RECORDS FOR THIS TASK:
Start of Block

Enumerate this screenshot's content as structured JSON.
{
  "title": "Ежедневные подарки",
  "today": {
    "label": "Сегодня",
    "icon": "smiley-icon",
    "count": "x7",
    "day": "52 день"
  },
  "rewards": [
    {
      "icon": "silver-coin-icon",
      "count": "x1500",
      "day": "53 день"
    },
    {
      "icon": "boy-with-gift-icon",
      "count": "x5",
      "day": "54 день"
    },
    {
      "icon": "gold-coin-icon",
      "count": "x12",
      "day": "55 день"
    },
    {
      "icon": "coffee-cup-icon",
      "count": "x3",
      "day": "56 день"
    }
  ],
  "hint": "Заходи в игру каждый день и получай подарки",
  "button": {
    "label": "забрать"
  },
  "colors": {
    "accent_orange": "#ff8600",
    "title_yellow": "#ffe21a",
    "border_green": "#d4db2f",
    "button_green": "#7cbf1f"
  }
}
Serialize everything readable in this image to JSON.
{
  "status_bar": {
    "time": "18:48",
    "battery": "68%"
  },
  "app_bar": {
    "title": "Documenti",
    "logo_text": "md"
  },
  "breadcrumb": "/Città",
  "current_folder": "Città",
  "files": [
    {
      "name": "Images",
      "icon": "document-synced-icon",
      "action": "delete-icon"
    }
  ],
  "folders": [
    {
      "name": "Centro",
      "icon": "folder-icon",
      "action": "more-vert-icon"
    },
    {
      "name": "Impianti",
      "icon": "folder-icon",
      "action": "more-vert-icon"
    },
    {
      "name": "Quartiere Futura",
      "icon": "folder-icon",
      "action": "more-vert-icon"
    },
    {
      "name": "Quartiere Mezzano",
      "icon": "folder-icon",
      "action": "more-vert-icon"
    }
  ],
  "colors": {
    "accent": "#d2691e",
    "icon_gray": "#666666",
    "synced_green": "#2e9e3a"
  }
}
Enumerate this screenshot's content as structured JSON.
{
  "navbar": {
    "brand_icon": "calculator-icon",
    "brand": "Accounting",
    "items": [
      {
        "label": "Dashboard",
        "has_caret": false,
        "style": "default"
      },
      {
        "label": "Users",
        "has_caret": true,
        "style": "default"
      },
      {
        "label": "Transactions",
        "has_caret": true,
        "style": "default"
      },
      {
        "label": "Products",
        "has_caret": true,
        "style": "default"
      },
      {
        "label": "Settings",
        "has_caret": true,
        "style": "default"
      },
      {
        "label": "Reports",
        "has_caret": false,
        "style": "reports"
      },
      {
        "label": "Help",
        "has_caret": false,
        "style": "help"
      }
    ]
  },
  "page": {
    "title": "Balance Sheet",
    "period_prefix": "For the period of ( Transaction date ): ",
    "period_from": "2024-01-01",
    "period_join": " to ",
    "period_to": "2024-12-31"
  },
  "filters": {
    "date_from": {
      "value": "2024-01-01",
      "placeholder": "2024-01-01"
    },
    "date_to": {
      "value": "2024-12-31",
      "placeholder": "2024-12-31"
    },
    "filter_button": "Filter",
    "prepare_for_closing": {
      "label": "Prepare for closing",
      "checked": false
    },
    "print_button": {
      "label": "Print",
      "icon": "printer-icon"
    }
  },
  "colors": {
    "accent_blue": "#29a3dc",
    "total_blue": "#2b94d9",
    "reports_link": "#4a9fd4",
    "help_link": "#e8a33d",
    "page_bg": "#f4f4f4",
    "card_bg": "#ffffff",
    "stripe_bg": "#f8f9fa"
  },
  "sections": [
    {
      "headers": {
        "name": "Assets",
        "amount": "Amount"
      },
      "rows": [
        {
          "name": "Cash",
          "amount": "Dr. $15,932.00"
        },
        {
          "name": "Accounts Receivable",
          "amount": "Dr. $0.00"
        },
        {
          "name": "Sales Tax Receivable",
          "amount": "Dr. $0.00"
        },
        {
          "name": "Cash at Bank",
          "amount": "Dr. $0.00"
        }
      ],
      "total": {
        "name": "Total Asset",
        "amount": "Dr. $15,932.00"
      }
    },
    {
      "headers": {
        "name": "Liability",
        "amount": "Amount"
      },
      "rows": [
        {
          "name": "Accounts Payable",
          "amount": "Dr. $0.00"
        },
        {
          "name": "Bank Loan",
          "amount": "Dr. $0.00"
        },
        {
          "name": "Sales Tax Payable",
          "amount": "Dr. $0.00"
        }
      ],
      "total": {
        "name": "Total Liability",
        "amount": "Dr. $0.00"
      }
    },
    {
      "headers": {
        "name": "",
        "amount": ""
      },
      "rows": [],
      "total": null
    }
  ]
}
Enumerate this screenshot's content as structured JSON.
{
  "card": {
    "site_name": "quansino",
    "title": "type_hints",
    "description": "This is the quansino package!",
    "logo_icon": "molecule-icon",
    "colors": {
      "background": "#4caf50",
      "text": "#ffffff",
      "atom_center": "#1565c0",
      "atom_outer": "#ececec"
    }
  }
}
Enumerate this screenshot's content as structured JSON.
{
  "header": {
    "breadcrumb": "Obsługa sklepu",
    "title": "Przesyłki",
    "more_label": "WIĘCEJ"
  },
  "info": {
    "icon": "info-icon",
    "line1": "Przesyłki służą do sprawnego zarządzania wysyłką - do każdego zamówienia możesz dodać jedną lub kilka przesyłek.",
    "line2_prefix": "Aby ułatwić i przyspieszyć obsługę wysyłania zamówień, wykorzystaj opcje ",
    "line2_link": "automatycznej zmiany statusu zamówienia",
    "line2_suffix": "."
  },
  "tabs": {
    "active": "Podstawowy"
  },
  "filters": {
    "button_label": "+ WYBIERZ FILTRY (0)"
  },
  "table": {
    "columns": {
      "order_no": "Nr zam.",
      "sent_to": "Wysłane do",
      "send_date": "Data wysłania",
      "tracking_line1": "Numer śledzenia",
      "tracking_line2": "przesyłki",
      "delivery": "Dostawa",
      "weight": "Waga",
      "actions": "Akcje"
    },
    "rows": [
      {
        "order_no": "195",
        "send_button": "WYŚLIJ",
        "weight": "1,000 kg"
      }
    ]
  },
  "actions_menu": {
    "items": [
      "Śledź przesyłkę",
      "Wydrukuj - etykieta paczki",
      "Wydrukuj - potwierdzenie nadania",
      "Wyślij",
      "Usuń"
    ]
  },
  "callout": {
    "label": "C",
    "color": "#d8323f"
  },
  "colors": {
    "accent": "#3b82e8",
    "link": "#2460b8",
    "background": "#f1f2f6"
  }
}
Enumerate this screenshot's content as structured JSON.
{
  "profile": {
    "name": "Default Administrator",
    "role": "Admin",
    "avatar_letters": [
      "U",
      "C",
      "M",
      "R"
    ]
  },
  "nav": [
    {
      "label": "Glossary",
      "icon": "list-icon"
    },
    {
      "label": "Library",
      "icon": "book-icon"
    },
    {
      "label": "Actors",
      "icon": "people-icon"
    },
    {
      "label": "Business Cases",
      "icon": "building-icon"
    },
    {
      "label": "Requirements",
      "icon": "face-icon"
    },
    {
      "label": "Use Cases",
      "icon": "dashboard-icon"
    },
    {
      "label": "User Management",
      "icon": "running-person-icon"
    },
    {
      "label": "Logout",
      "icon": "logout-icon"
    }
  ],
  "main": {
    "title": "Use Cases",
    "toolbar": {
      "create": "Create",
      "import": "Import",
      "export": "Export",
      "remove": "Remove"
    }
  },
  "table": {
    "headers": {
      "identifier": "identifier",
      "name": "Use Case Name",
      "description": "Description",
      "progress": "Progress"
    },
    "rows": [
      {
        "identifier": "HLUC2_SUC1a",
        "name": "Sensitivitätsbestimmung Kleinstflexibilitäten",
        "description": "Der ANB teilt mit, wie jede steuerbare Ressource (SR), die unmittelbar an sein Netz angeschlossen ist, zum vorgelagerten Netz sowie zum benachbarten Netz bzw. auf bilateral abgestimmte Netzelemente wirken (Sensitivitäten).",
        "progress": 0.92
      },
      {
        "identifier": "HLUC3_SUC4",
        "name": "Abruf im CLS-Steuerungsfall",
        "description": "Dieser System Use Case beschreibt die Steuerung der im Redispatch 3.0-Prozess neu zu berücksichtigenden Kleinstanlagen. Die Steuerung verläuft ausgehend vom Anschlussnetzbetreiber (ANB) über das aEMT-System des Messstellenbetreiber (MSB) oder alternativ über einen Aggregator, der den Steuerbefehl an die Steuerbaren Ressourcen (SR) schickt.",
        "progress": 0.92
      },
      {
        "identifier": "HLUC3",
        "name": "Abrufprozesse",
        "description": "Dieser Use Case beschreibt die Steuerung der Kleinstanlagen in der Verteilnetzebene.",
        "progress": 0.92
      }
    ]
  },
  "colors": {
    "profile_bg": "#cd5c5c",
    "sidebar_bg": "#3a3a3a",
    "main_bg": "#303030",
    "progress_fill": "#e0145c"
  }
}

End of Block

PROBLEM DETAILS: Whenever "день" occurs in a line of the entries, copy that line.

EXPECTED ANSWER:
    "day": "52 день"
      "day": "53 день"
      "day": "54 день"
      "day": "55 день"
      "day": "56 день"
  "hint": "Заходи в игру каждый день и получай подарки",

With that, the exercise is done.